SCREEN AFRICA EXCLUSIVE: Iconic South African news reader Riaan Cruywagen was honoured at a farewell breakfast at The Venue in Sandton on 26 November. Cruywagen retired later that day after his last broadcast of the SABC2 Afrikaans news at 19h00, exactly 37-years after his first TV news broadcast in 1975.
The farewell breakfast was attended by SABC executives and board members, TV presenters, colleagues of Cruywagen and other members of the media.
Morning Live host and master of ceremonies for the event, Vuyo Mbuli, noted: “In the present day people are called legends or are said to have had illustrious careers after only two or three years of broadcasting. However, when you say that Riaan Cruywagen has had an illustrious broadcasting career, it is one of the few times when the term would be correctly used. Congratulations Riaan on being legendary and thank you for bringing so much dignity to our profession.’
SABC board member Pippa Green added that Cruywagen read between 7,000 and 8,000 bulletins in his 37 year career. “He is a survivor. He survived apartheid and all the changes at the SABC that followed. And he is still standing. Riaan, the trustworthiness you brought to the news you read will be the legacy that you leave behind.’
Cruywagen said that he had been under the false impression that he would just be able to disappear quietly from news reading. “I honestly thought that when someone enquired at the news room they would just be able to say: “Oh Riaan? He just left because his entire vocabulary has been exhausted’.’
According to Cruywagen he is humbled and overwhelmed by the enormous “undeserved’ attention his retirement is receiving. “I say “undeserved’ because the news reader is just the visible tip of an enormous iceberg. If anyone deserves credit it is the entire news and editorial staff of the SABC.’
He noted that the secret to his success has been to remain a career broadcaster – loyal only to his profession throughout political changes in the country and changes in SABC management, striving to be unbiased and balanced at all times. “I always remembered that I serve the entire spectrum of South Africans,’ said Cruywagen.
“Without the support of the public I would not have attained my world record – as the longest running Afrikaans news reader in the world.’
He added that he was looking forward to spending quality time with his family after retirement. “When I say goodbye tonight, I have no regrets. I wish my successor just as much satisfaction and joy as I have had.’
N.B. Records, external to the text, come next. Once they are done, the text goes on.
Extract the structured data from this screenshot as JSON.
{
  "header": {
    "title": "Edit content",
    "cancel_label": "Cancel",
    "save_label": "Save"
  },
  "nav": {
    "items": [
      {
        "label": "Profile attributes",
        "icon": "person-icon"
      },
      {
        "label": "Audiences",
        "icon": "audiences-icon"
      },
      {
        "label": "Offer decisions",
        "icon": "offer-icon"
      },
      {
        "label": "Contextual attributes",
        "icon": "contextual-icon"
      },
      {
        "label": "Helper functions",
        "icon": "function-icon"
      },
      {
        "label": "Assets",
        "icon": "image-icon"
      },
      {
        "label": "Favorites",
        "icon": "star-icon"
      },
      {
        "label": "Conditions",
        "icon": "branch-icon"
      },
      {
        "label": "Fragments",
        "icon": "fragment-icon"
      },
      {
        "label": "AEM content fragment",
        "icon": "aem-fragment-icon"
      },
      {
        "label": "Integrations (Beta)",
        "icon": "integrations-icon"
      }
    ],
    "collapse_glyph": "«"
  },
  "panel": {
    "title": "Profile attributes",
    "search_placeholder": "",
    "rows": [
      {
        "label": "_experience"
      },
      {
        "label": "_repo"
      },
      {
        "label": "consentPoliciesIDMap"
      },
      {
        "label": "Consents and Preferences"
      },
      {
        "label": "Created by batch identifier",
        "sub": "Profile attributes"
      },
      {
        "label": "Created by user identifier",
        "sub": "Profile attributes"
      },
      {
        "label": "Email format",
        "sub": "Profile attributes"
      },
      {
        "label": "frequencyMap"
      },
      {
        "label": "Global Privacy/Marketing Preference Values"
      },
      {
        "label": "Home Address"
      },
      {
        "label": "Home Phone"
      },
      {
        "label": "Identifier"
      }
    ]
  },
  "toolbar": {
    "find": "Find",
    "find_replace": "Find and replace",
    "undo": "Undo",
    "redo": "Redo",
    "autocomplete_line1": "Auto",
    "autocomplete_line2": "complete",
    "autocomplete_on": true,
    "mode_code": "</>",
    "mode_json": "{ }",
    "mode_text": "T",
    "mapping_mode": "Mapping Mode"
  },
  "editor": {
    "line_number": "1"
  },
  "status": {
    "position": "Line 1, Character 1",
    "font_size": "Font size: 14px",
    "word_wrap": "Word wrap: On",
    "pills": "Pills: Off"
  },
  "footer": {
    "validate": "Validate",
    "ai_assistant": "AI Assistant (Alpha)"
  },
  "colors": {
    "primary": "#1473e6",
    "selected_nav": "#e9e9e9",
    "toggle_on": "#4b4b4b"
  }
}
Cruywagen’s final news bulletin at 19h00 on Monday 26 November was followed by a documentary on some of the highlights of his long career.
Report by Linda Loubser